WHAT IS REQUIRED: Scan the data below for the string "time". Show every line where it turns up.

DATASET RECORDS:
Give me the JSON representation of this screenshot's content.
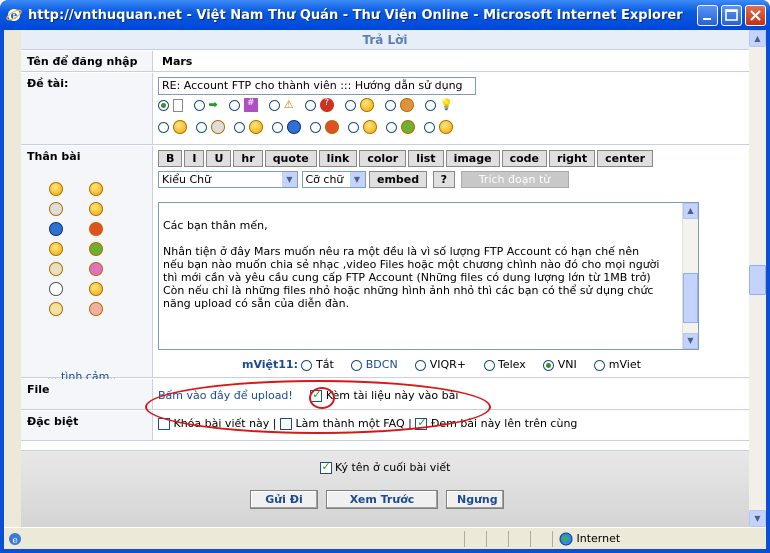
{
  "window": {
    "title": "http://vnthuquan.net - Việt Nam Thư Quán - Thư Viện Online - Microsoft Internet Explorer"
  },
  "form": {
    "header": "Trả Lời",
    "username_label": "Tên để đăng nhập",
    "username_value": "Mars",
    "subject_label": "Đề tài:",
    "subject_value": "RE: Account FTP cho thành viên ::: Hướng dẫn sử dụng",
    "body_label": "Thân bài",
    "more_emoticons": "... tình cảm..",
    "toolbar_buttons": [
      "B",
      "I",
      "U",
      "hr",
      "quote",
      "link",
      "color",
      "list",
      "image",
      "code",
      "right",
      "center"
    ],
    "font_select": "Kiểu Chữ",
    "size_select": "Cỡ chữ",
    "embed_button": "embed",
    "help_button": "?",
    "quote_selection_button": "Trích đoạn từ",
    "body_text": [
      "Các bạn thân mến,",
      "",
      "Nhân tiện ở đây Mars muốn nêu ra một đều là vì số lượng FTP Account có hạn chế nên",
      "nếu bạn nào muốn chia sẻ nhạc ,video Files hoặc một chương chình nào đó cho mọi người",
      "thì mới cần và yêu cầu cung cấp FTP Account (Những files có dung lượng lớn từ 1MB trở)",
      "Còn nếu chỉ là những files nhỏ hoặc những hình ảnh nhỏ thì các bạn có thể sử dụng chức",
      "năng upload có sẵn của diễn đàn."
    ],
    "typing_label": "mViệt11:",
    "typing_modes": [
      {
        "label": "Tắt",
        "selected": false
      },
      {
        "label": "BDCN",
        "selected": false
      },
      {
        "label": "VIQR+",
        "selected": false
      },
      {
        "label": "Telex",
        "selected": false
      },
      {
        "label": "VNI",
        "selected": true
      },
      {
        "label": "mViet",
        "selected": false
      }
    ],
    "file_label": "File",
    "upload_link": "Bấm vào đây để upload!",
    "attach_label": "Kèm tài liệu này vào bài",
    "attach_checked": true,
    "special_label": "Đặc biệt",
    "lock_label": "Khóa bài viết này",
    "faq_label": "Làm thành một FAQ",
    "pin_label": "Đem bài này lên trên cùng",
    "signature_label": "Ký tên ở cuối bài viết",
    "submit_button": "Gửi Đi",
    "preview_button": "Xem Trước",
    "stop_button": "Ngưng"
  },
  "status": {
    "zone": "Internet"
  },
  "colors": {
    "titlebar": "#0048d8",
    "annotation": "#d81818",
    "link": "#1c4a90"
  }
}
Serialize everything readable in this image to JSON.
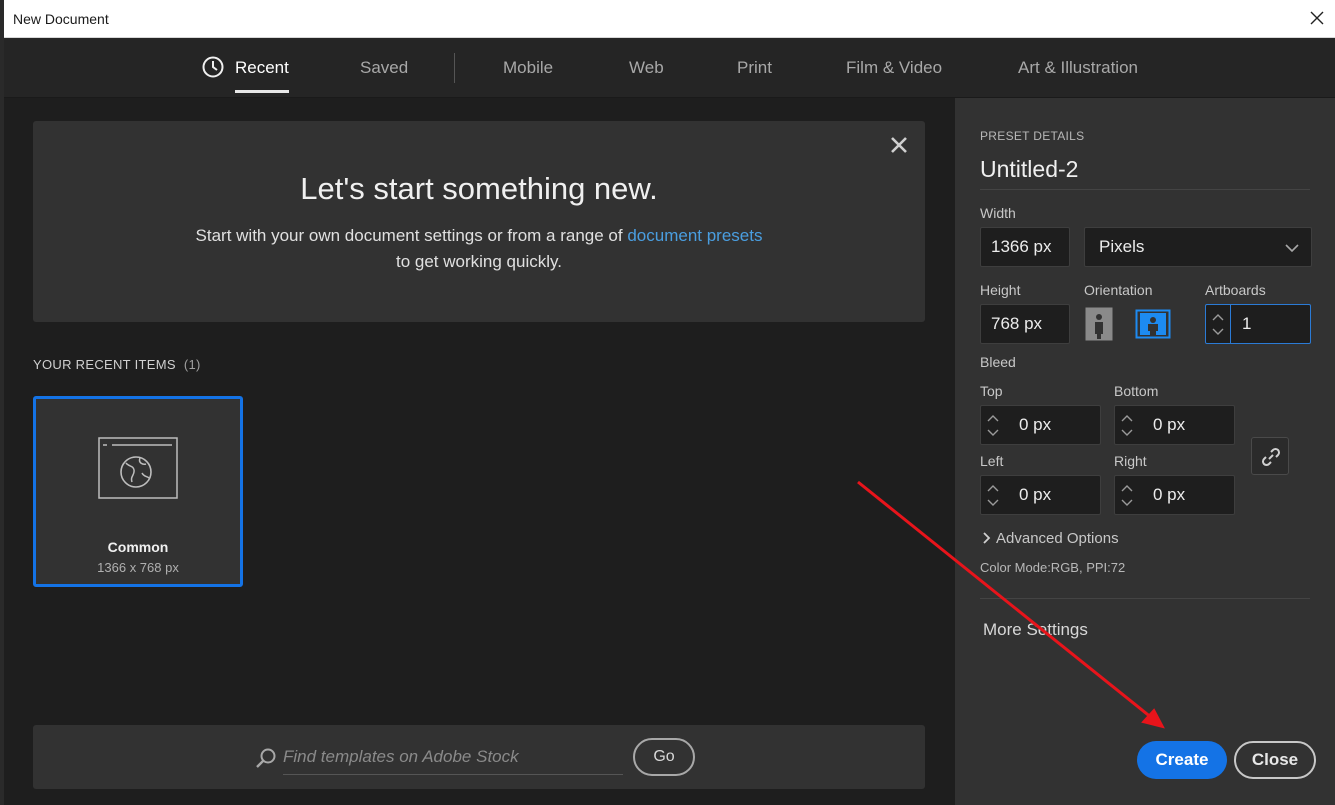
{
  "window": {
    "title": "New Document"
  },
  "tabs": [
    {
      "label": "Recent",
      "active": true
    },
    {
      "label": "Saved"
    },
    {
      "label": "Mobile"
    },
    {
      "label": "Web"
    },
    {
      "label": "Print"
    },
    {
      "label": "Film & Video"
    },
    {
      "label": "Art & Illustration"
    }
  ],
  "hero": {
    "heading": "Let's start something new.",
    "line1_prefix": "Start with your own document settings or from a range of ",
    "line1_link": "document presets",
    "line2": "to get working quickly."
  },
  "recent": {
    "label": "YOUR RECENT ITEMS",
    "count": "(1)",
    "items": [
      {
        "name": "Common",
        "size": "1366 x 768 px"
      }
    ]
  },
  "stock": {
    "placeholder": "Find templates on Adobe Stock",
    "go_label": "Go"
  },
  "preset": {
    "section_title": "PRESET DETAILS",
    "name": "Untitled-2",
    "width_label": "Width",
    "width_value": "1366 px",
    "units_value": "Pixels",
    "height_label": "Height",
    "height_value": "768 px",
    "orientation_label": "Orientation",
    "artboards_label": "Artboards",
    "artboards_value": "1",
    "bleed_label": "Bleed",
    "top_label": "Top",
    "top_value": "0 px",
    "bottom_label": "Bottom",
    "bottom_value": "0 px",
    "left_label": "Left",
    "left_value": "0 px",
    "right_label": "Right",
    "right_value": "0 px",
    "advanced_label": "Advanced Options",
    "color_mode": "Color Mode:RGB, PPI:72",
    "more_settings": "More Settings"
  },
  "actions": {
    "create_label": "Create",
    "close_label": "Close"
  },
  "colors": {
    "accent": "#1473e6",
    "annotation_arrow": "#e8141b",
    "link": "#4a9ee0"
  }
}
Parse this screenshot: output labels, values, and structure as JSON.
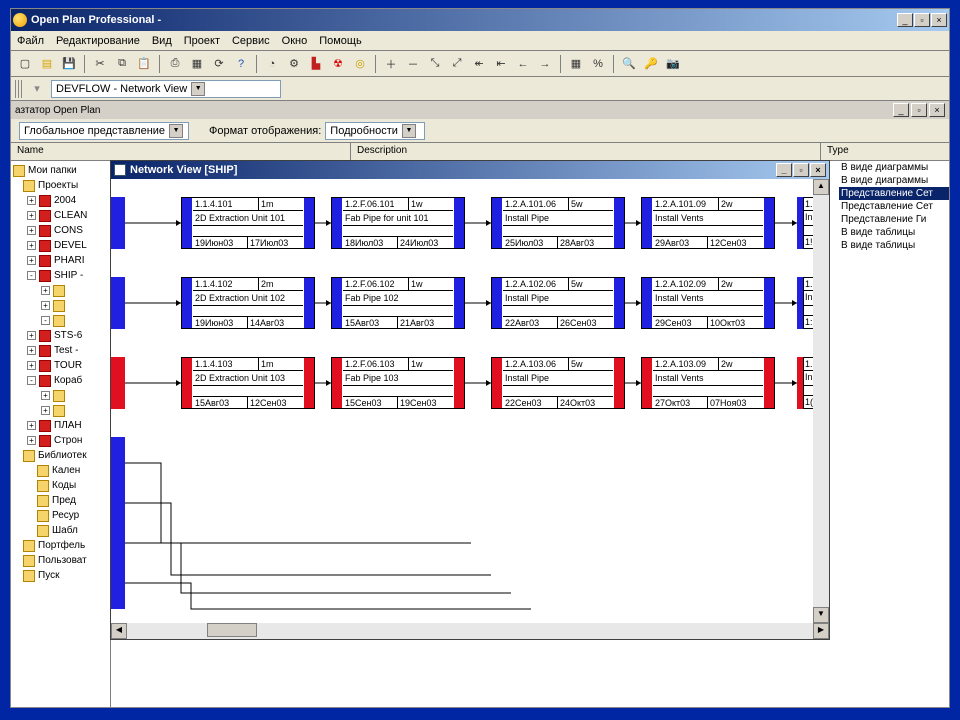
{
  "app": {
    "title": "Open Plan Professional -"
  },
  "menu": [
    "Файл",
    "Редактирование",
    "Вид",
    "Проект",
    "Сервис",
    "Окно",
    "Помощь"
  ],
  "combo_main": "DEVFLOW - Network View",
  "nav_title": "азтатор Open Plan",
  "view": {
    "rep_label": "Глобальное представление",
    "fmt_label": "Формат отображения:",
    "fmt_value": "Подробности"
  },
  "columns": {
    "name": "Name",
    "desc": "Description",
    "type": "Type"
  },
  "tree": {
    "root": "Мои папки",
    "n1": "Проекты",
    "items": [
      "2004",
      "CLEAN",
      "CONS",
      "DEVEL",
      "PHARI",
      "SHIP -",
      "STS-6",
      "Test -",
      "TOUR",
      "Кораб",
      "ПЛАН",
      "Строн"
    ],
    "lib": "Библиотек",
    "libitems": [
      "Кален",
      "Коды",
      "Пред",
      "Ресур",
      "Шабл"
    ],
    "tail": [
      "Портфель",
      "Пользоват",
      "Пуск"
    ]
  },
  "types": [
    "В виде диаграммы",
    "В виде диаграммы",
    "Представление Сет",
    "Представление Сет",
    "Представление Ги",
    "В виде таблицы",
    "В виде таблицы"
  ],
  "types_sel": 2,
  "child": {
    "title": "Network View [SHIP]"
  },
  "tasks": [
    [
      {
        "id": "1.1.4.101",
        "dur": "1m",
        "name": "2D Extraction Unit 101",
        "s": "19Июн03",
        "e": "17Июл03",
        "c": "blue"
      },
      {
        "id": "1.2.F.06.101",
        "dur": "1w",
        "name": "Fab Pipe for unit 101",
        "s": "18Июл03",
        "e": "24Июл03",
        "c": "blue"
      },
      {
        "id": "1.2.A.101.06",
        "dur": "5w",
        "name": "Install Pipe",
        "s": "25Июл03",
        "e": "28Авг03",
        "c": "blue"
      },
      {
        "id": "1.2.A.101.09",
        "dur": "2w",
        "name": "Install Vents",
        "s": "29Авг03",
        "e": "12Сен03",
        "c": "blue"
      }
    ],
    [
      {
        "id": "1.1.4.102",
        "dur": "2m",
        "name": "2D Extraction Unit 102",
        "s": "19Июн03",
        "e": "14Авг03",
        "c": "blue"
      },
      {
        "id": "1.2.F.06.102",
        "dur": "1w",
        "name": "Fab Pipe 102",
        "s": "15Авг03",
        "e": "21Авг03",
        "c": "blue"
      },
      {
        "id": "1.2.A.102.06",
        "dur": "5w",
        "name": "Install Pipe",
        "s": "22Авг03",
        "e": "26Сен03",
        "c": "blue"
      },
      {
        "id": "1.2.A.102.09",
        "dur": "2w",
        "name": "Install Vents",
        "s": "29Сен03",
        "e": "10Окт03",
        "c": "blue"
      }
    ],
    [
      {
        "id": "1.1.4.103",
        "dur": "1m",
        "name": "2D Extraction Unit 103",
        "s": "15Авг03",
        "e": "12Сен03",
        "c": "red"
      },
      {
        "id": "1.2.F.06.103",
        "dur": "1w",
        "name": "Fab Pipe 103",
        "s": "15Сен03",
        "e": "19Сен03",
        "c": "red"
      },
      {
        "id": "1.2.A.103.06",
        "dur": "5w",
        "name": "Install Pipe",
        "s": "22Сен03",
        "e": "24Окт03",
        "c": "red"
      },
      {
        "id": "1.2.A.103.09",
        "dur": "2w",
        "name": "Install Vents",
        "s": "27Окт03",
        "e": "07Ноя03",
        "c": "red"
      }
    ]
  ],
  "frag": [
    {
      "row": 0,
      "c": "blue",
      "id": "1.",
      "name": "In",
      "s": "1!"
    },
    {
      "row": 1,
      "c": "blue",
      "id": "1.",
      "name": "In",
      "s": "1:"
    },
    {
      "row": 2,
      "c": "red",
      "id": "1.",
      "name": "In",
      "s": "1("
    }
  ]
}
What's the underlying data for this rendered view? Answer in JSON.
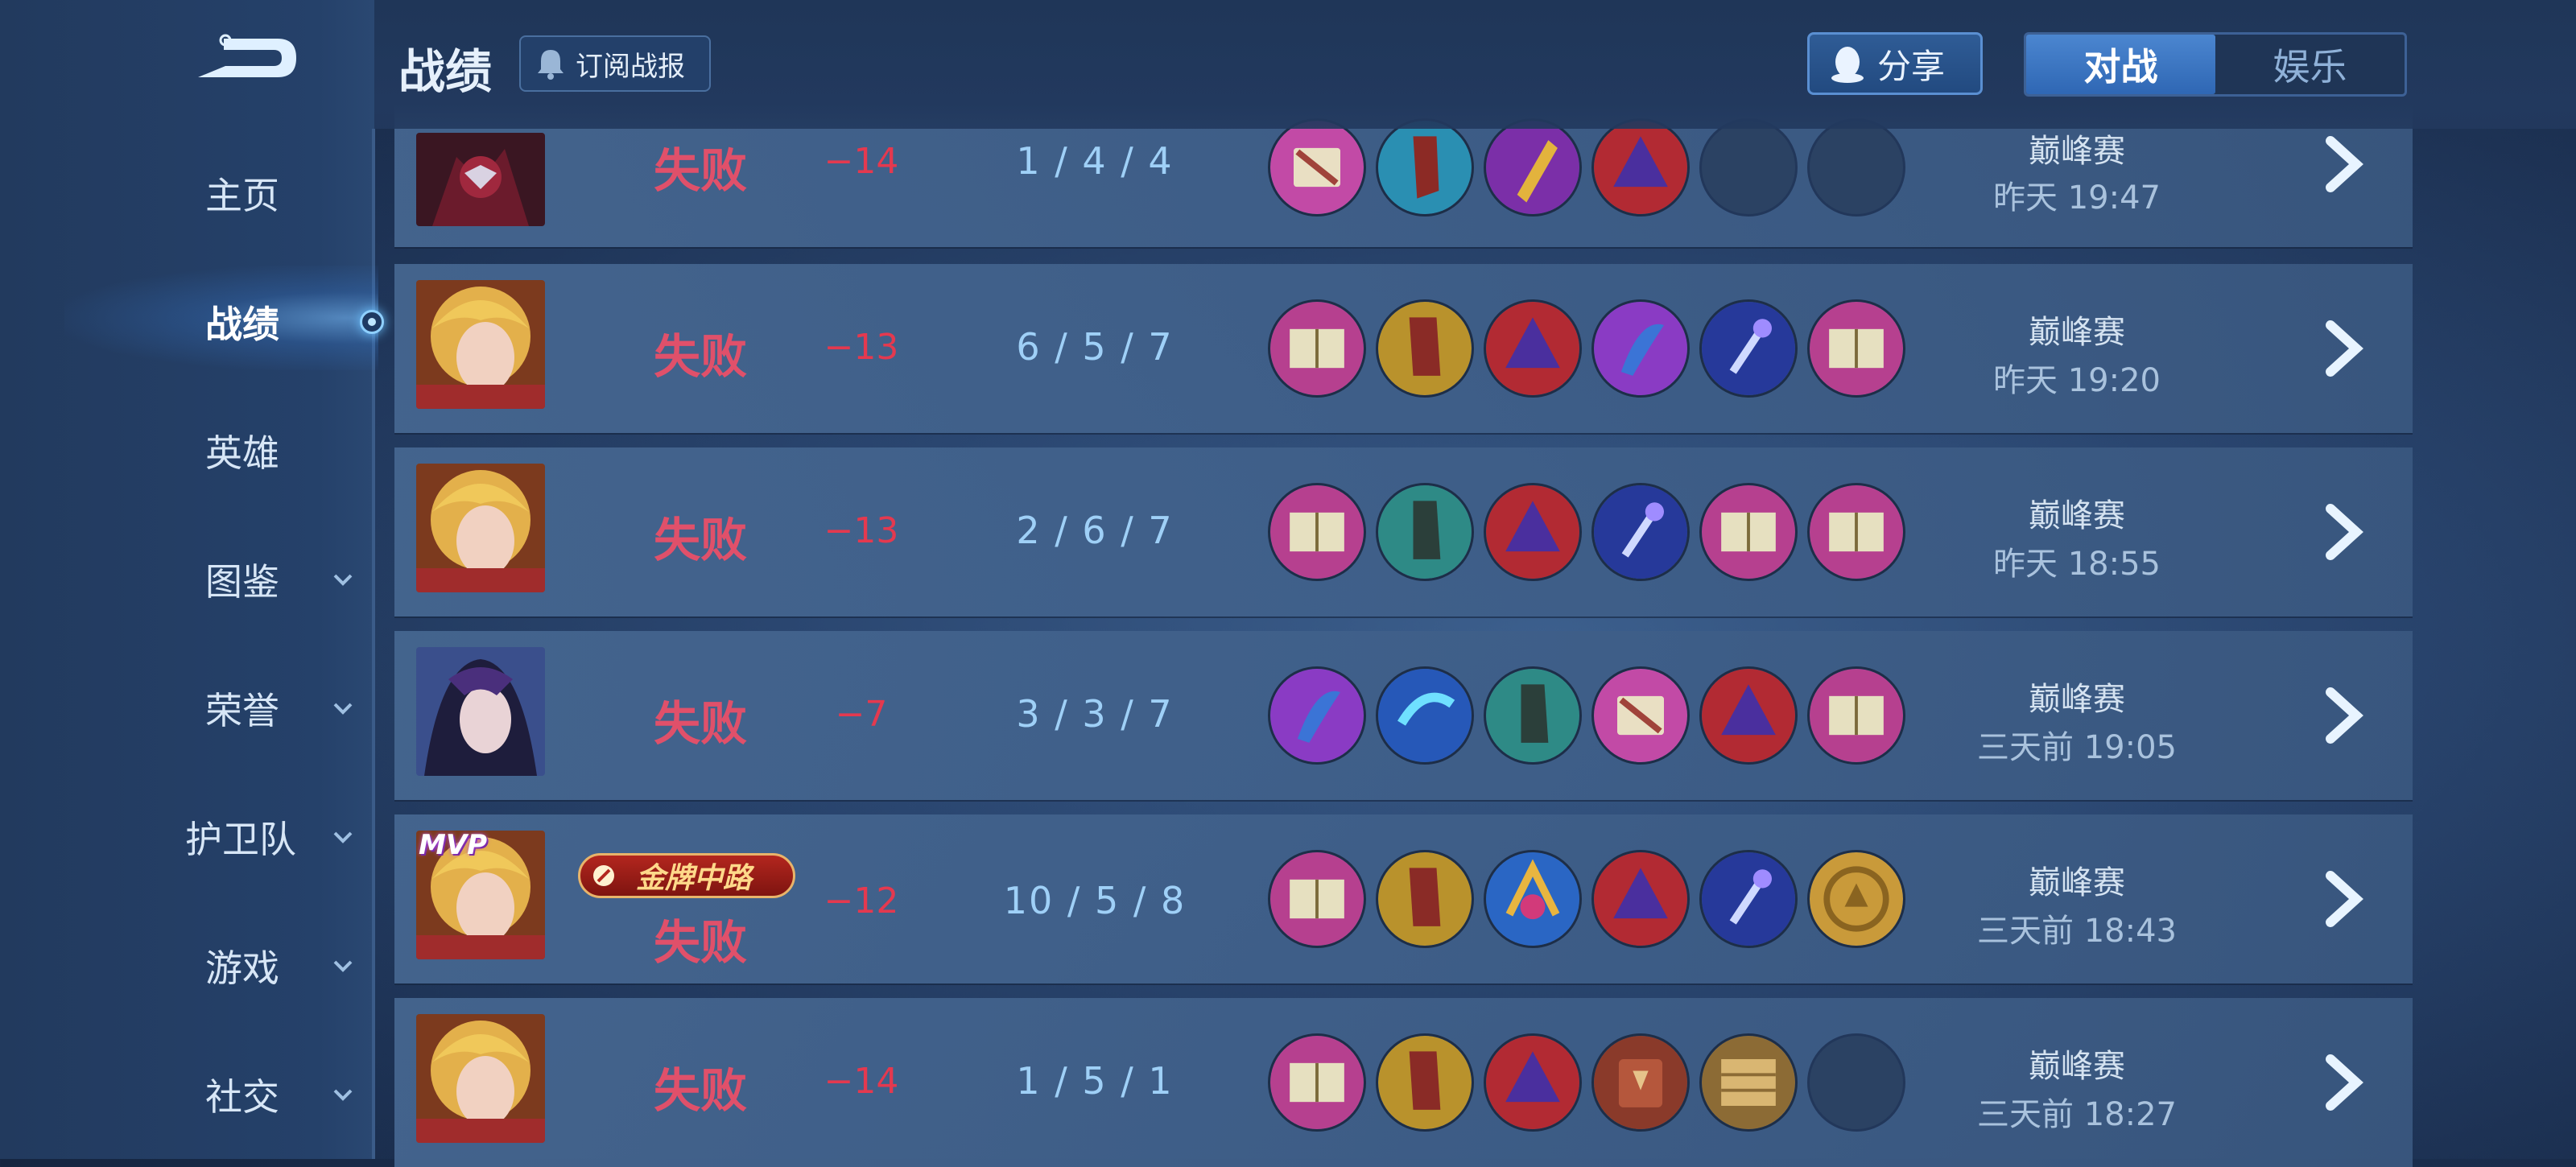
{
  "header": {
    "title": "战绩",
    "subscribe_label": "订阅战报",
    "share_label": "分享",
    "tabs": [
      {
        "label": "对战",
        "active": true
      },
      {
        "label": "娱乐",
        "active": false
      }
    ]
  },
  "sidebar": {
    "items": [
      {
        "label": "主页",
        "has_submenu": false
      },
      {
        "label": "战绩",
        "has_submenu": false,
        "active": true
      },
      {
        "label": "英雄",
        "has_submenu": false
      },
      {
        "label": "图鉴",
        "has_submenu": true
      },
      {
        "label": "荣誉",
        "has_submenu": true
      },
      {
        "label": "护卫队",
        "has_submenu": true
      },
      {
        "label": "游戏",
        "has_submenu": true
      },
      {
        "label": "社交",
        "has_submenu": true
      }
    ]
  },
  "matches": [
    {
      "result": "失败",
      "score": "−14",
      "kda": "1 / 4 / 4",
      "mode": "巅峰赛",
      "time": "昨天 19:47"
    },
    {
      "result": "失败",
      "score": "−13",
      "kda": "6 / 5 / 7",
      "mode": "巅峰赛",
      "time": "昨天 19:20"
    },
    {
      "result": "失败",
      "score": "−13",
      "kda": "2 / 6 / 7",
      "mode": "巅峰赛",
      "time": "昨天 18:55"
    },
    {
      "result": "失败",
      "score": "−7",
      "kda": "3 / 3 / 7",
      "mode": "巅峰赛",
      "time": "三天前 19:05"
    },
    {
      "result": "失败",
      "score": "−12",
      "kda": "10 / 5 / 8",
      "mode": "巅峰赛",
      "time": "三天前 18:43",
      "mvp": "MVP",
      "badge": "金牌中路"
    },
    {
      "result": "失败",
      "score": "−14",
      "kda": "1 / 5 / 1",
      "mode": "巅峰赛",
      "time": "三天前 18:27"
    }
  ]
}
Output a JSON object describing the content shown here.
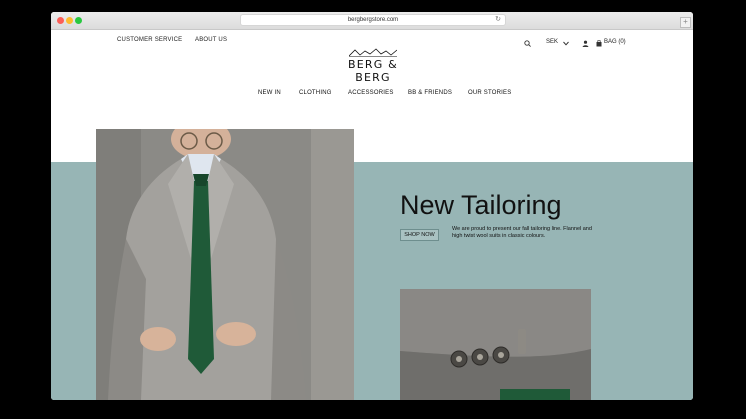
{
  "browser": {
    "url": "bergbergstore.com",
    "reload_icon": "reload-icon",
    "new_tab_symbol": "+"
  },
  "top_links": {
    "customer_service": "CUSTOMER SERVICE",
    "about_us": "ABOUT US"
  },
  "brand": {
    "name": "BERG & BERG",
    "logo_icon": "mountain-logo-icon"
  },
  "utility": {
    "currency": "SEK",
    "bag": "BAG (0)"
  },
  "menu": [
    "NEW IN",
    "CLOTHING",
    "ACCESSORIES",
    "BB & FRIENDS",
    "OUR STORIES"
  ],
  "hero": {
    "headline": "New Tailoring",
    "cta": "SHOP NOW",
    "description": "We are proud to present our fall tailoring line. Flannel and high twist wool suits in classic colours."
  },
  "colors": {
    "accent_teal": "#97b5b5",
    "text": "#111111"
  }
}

EXERCISE RESULT:
      "time": "昨天 19:47"
      "time": "昨天 19:20"
      "time": "昨天 18:55"
      "time": "三天前 19:05"
      "time": "三天前 18:43",
      "time": "三天前 18:27"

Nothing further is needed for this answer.